PBI ruling offers lessons for charities
25 March 2021 at 5:05 pm
Women’s Life Centre has lost an appeal for public benevolent institution registration
The Administrative Appeals Tribunal has affirmed a decision by the charities commission to deny an organisation public benevolent institution status, in a ruling experts say has lessons for the sector.
New South Wales charity Women’s Life Centre (WLC), which provides counselling services to women in need facing a crisis pregnancy, has been registered as a charity with the purposes (or subtypes) of advancing health and advancing social or public welfare since 2017.
But the Australian Charities and Not-for-profits Commission declined to also register it as a public benevolent institution (PBI), which would make it eligible for charity tax concessions and deductible gift recipient (DGR) status.
Women’s Life Centre reviewed the decision at the AAT, which ruled earlier this month in favour of the ACNC.

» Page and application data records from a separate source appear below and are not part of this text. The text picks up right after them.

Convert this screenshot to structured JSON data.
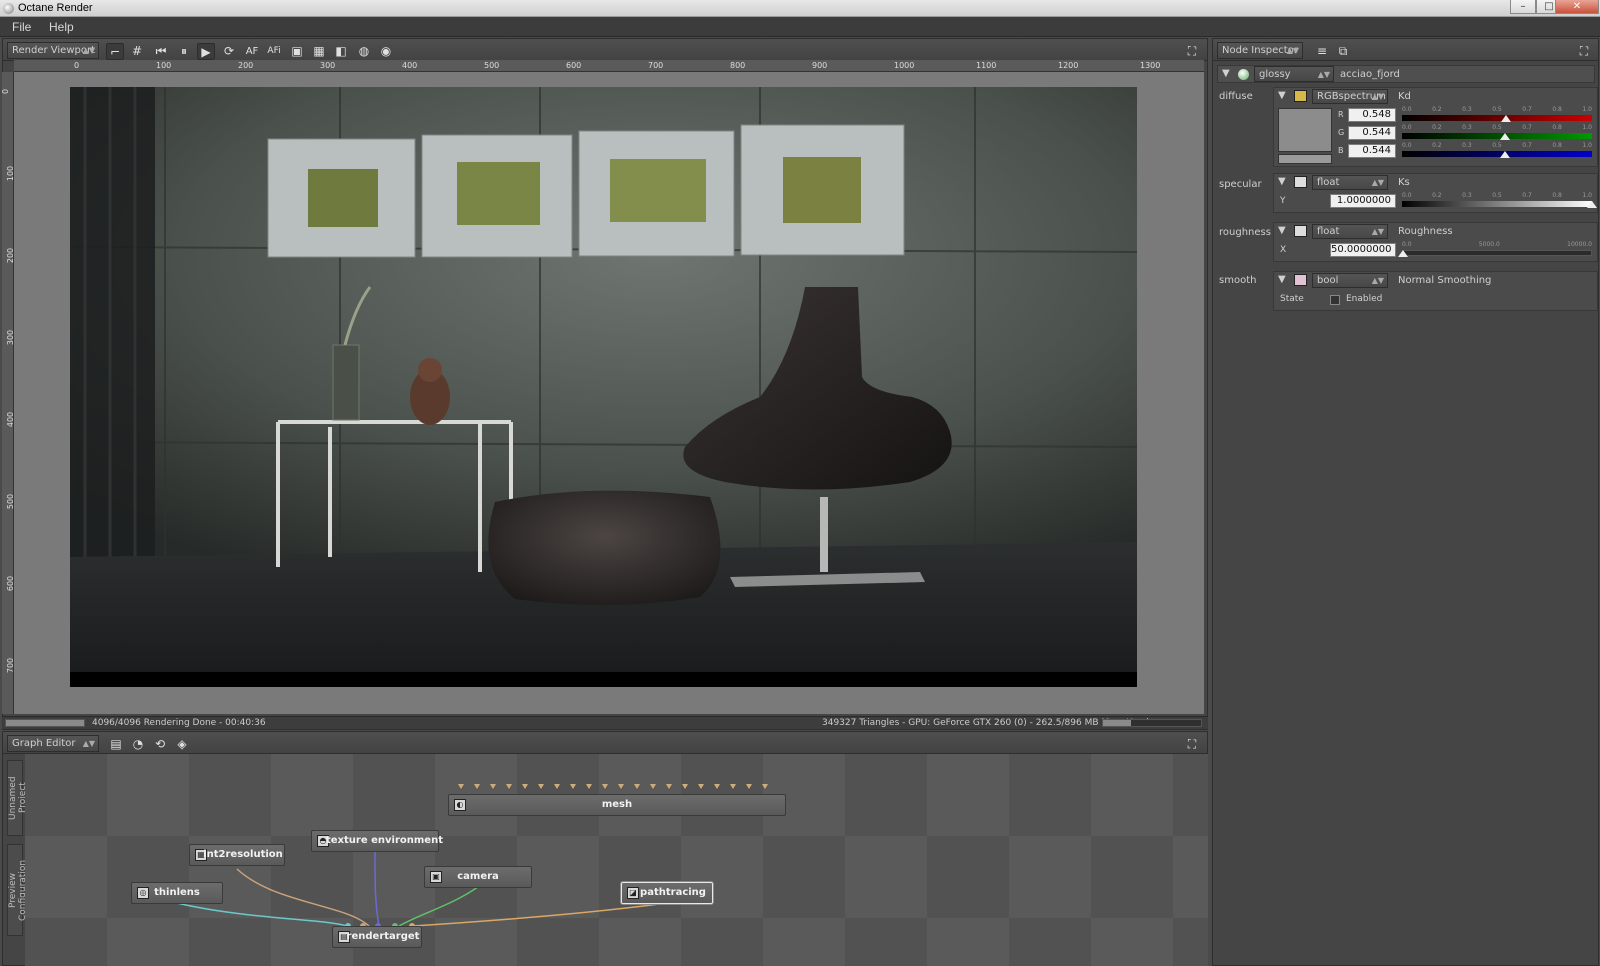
{
  "window": {
    "title": "Octane Render",
    "controls": {
      "minimize": "–",
      "maximize": "□",
      "close": "✕"
    }
  },
  "menu": [
    "File",
    "Help"
  ],
  "viewport": {
    "selector": "Render Viewport",
    "toolbar_labels": {
      "af": "AF",
      "afi": "AFi"
    },
    "ruler_top": [
      "0",
      "100",
      "200",
      "300",
      "400",
      "500",
      "600",
      "700",
      "800",
      "900",
      "1000",
      "1100",
      "1200",
      "1300"
    ],
    "ruler_left": [
      "0",
      "100",
      "200",
      "300",
      "400",
      "500",
      "600",
      "700"
    ],
    "status_left": "4096/4096 Rendering Done - 00:40:36",
    "status_right": "349327 Triangles - GPU: GeForce GTX 260 (0) - 262.5/896 MB Mem Used",
    "progress": 1.0,
    "mem_fraction": 0.29
  },
  "inspector": {
    "title": "Node Inspector",
    "node_type": "glossy",
    "node_name": "acciao_fjord",
    "diffuse": {
      "label": "diffuse",
      "type": "RGBspectrum",
      "name": "Kd",
      "swatch_color": "#8c8c8c",
      "scale": [
        "0.0",
        "0.2",
        "0.3",
        "0.5",
        "0.7",
        "0.8",
        "1.0"
      ],
      "channels": [
        {
          "name": "R",
          "value": "0.548",
          "fraction": 0.548,
          "color": "#cc0000"
        },
        {
          "name": "G",
          "value": "0.544",
          "fraction": 0.544,
          "color": "#009900"
        },
        {
          "name": "B",
          "value": "0.544",
          "fraction": 0.544,
          "color": "#0000cc"
        }
      ]
    },
    "specular": {
      "label": "specular",
      "type": "float",
      "name": "Ks",
      "axis": "Y",
      "value": "1.0000000",
      "fraction": 1.0,
      "scale": [
        "0.0",
        "0.2",
        "0.3",
        "0.5",
        "0.7",
        "0.8",
        "1.0"
      ]
    },
    "roughness": {
      "label": "roughness",
      "type": "float",
      "name": "Roughness",
      "axis": "X",
      "value": "50.0000000",
      "fraction": 0.005,
      "scale_min": "0.0",
      "scale_mid": "5000.0",
      "scale_max": "10000.0"
    },
    "smooth": {
      "label": "smooth",
      "type": "bool",
      "name": "Normal Smoothing",
      "state_label": "State",
      "check_label": "Enabled",
      "checked": false
    }
  },
  "graph": {
    "title": "Graph Editor",
    "side_tabs": [
      "Unnamed Project",
      "Preview Configuration"
    ],
    "nodes": {
      "mesh": "mesh",
      "texture_environment": "texture environment",
      "int2resolution": "int2resolution",
      "camera": "camera",
      "thinlens": "thinlens",
      "pathtracing": "pathtracing",
      "rendertarget": "rendertarget"
    },
    "link_colors": {
      "int2resolution": "#c9a27a",
      "texture_environment": "#6d68d8",
      "camera": "#62c06a",
      "thinlens": "#6cc9c9",
      "pathtracing": "#d9a865"
    }
  }
}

The AAT questioned whether WLC’s services were targeted enough to meet the definition of a PBI – an organisation that “provides relief for those who are sick, suffering, helpless or in distress, or subject to misfortune or to the disabilities of the aged or the young”.
The tribunal said it was difficult to be confident that all or even most of the women who used the charity’s services would experience the sort of unmet need required to meet the definition.
“Even if we assume many women experiencing a ‘crisis pregnancy’ also have an unmet need of the kind referred to in those cases, the services provided by WLC do not appear to be precisely targeted towards providing relief to those individuals, as opposed to pregnant women more generally,” it said.
“The services appear to be available to all women who ask for assistance, including pregnant women who might simply be feeling unease or uncertainty. The lack of targeting would appear to be a problem.”
The AAT concluded that ambiguity around the concept of a “crisis pregnancy” meant WLC’s services could not be “comfortably accommodated within the relatively narrow confines of the public benevolent institution”.
ACNC assistant commissioner general counsel Anna Longley welcomed the ruling, believing this endorsed the commission’s approach to determining charities’ eligibility for PBI registration.
“While all registered charities help our community in one way or another, it was central to the AAT’s decision that services provided by charities registered as a PBI need to be targeted towards those people in our community experiencing serious poverty, distress or misfortune, and for whom the relief provided by a PBI may be vital,” Longley said.
Charity law advisor Murray Baird told Pro Bono News there were lessons that the sector could glean from this case.
“The sector should simply take the lesson that every charity law application is a matter of characterising your organisation as falling into one of the subtypes of charity, and that characterisation is a holistic analysis of your purposes and your activities and your documents,” Baird said.
“And if you have to seek review at the Administrative Appeals Tribunal, then their job is to assess whether the ACNC made a wrong decision… with a burden on the applicant to show that the ACNC decision was wrong.
“In this case, the tribunal said the applicant fell short on that burden.”
ACNC set to face another PBI appeal
The Australians for Indigenous Constitutional Recognition (AICR) is also challenging the ACNC on its decision to deny it PBI registration.
The Australian reported that the ACNC believes the charity’s purpose of advancing education and promoting reconciliation lacks “a clear mechanism for the delivery of relief” needed to meet the PBI definition.
But the AICR said its education activities were “only intended to be undertaken as a means to achieving its benevolent purpose”.
Ian Murray, an associate professor at the University of Western Australia Law School, told Pro Bono News that the WLC ruling could have some implications for AICR’s case.
“With the earlier Hunger Project case relatively recently removing the need for relief to be provided directly to those in need, courts are still working through what it means to target such relief to the group in need via indirect means,” Murray said.
“Women’s Life Centre is potentially an example of a narrow interpretation of this requirement by the ACNC and then the tribunal.
“Alternatively, the Women’s Life Centre case could also be viewed as showing how difficult it is to provide evidence of this targeting of relief.”